In the five years since Sarbanes-Oxley was enacted, the percentage of accountants sitting on board audit committees has doubled, according to a new...
Stephen TaubSeptember 20, 2007

Accountants are apparently making inroads on corporate board audit committees. Over the past five years, the portion of accountants sitting on audit committees has doubled from six percent to 12 percent, according to a Huron Consulting Group report.
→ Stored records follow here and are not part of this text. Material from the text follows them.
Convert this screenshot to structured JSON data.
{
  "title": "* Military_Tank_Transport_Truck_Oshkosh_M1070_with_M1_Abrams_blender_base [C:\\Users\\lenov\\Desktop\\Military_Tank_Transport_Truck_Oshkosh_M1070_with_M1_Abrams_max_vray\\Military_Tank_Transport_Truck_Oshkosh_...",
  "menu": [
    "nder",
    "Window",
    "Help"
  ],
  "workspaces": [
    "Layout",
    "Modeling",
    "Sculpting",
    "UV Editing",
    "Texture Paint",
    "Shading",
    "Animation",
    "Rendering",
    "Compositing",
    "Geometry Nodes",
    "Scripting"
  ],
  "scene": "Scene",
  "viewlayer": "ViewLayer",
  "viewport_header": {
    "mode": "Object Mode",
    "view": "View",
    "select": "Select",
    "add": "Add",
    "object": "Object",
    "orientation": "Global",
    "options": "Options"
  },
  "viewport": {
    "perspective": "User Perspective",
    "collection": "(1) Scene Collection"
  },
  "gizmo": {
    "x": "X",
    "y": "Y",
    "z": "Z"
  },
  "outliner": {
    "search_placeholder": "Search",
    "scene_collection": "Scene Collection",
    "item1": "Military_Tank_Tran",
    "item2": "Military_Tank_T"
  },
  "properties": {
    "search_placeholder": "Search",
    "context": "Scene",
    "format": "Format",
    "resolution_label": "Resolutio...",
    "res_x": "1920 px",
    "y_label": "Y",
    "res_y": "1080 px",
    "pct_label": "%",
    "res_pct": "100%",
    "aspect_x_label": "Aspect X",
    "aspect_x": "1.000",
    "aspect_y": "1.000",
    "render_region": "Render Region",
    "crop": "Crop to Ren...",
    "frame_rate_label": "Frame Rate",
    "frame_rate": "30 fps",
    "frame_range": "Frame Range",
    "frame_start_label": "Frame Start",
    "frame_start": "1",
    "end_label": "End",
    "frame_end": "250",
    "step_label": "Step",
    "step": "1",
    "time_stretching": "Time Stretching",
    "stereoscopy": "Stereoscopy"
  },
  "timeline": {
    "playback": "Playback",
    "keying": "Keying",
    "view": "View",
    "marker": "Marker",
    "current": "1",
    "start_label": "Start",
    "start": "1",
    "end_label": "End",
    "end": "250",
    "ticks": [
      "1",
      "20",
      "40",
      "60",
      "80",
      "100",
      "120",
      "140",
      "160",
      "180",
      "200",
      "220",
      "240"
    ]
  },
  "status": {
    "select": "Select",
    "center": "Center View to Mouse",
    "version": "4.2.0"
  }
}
What’s more, 23 percent of all committee chairs listed were accountants, up from less than 10 percent in 2002, according to the study of more than 670 audit committee members at 164 public companies from the NASDAQ 100 and Fortune 100 listings. In 2002, of course, the Sarbanes-Oxley Act, requiring corporations to disclose whether their audit committees included at least one financial expert, became law. Under Sarbox, corporations have had to consider audit committee members’ accounting backgrounds in gauging whether they could be defined as financial experts.

Whether because of Sarbox or not, board accounting expertise has burgeoned during the life of the act. Indeed, the percentage of audit committees with at least one accountant nearly doubled, up from 21 percent in 2002 to 40 percent in 2006. At the same time, the study found that the composition of talent has changed: audit committee members who are finance professionals exceeded accountants by fewer than 3 to 1 in 2006, down from 5 to 1 in 2002.

The consulting group said the term “accountant” included certified public accountants, controllers and comptrollers, accounting professors, and those who served on accounting standards boards or other similar oversight groups.

Huron found that the portion of audit committee chairs whose biographies revealed accounting backgrounds rose from less than 10 percent in 2002 to 23 percent in 2006, while the number of audit committee chairs thought to be “finance professionals” stayed flat at about 40 percent from 2002 to 2006.

The report analyzed patterns of audit committee makeup over a five-year period from 2002 to 2006 using information contained in the companies’ annual proxy statements and 10-K disclosures.